# Work order:
Write out each record a second time, exactly.

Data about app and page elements

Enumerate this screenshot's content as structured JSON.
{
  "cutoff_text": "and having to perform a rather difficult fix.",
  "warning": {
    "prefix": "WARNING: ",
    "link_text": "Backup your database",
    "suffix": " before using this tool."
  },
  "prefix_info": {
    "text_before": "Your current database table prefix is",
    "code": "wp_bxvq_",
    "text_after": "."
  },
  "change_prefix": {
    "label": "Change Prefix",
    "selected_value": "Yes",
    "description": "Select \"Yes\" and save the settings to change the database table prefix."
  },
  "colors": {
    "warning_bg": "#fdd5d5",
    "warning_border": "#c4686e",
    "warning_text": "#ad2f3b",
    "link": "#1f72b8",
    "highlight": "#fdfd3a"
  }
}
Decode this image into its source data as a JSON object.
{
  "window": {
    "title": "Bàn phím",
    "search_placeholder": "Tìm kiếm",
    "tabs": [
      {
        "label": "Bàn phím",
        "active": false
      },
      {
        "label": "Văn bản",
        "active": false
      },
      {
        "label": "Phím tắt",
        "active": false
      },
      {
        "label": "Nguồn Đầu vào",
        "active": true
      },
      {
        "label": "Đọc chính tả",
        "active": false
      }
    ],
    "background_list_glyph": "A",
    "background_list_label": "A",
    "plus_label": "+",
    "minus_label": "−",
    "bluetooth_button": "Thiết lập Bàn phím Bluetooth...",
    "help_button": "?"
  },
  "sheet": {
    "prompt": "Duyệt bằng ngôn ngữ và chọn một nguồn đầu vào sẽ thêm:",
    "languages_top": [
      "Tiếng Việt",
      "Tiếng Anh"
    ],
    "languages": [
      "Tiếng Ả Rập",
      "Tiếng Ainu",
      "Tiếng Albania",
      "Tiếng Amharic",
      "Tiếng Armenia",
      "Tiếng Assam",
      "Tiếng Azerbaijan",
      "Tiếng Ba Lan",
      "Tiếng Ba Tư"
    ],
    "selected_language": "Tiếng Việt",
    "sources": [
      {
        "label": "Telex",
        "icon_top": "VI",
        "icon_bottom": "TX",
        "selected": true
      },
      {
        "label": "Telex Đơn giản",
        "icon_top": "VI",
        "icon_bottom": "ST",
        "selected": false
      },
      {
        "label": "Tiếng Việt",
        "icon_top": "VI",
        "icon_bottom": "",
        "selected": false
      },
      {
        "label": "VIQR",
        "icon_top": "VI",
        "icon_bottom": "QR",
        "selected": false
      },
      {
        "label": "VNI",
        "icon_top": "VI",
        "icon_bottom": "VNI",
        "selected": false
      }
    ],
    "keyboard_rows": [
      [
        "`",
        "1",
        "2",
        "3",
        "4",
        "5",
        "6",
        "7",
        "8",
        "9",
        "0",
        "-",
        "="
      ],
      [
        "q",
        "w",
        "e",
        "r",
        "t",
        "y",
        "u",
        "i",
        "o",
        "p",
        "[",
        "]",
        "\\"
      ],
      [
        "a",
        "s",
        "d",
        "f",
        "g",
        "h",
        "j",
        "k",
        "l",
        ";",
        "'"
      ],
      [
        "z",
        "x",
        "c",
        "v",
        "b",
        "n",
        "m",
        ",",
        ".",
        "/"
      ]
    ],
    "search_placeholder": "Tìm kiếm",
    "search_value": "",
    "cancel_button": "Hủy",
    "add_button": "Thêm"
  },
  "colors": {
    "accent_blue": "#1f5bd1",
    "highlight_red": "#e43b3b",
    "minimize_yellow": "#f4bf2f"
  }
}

# Solution to this task:
Enumerate this screenshot's content as structured JSON.
{
  "cutoff_text": "and having to perform a rather difficult fix.",
  "warning": {
    "prefix": "WARNING: ",
    "link_text": "Backup your database",
    "suffix": " before using this tool."
  },
  "prefix_info": {
    "text_before": "Your current database table prefix is",
    "code": "wp_bxvq_",
    "text_after": "."
  },
  "change_prefix": {
    "label": "Change Prefix",
    "selected_value": "Yes",
    "description": "Select \"Yes\" and save the settings to change the database table prefix."
  },
  "colors": {
    "warning_bg": "#fdd5d5",
    "warning_border": "#c4686e",
    "warning_text": "#ad2f3b",
    "link": "#1f72b8",
    "highlight": "#fdfd3a"
  }
}
Decode this image into its source data as a JSON object.
{
  "window": {
    "title": "Bàn phím",
    "search_placeholder": "Tìm kiếm",
    "tabs": [
      {
        "label": "Bàn phím",
        "active": false
      },
      {
        "label": "Văn bản",
        "active": false
      },
      {
        "label": "Phím tắt",
        "active": false
      },
      {
        "label": "Nguồn Đầu vào",
        "active": true
      },
      {
        "label": "Đọc chính tả",
        "active": false
      }
    ],
    "background_list_glyph": "A",
    "background_list_label": "A",
    "plus_label": "+",
    "minus_label": "−",
    "bluetooth_button": "Thiết lập Bàn phím Bluetooth...",
    "help_button": "?"
  },
  "sheet": {
    "prompt": "Duyệt bằng ngôn ngữ và chọn một nguồn đầu vào sẽ thêm:",
    "languages_top": [
      "Tiếng Việt",
      "Tiếng Anh"
    ],
    "languages": [
      "Tiếng Ả Rập",
      "Tiếng Ainu",
      "Tiếng Albania",
      "Tiếng Amharic",
      "Tiếng Armenia",
      "Tiếng Assam",
      "Tiếng Azerbaijan",
      "Tiếng Ba Lan",
      "Tiếng Ba Tư"
    ],
    "selected_language": "Tiếng Việt",
    "sources": [
      {
        "label": "Telex",
        "icon_top": "VI",
        "icon_bottom": "TX",
        "selected": true
      },
      {
        "label": "Telex Đơn giản",
        "icon_top": "VI",
        "icon_bottom": "ST",
        "selected": false
      },
      {
        "label": "Tiếng Việt",
        "icon_top": "VI",
        "icon_bottom": "",
        "selected": false
      },
      {
        "label": "VIQR",
        "icon_top": "VI",
        "icon_bottom": "QR",
        "selected": false
      },
      {
        "label": "VNI",
        "icon_top": "VI",
        "icon_bottom": "VNI",
        "selected": false
      }
    ],
    "keyboard_rows": [
      [
        "`",
        "1",
        "2",
        "3",
        "4",
        "5",
        "6",
        "7",
        "8",
        "9",
        "0",
        "-",
        "="
      ],
      [
        "q",
        "w",
        "e",
        "r",
        "t",
        "y",
        "u",
        "i",
        "o",
        "p",
        "[",
        "]",
        "\\"
      ],
      [
        "a",
        "s",
        "d",
        "f",
        "g",
        "h",
        "j",
        "k",
        "l",
        ";",
        "'"
      ],
      [
        "z",
        "x",
        "c",
        "v",
        "b",
        "n",
        "m",
        ",",
        ".",
        "/"
      ]
    ],
    "search_placeholder": "Tìm kiếm",
    "search_value": "",
    "cancel_button": "Hủy",
    "add_button": "Thêm"
  },
  "colors": {
    "accent_blue": "#1f5bd1",
    "highlight_red": "#e43b3b",
    "minimize_yellow": "#f4bf2f"
  }
}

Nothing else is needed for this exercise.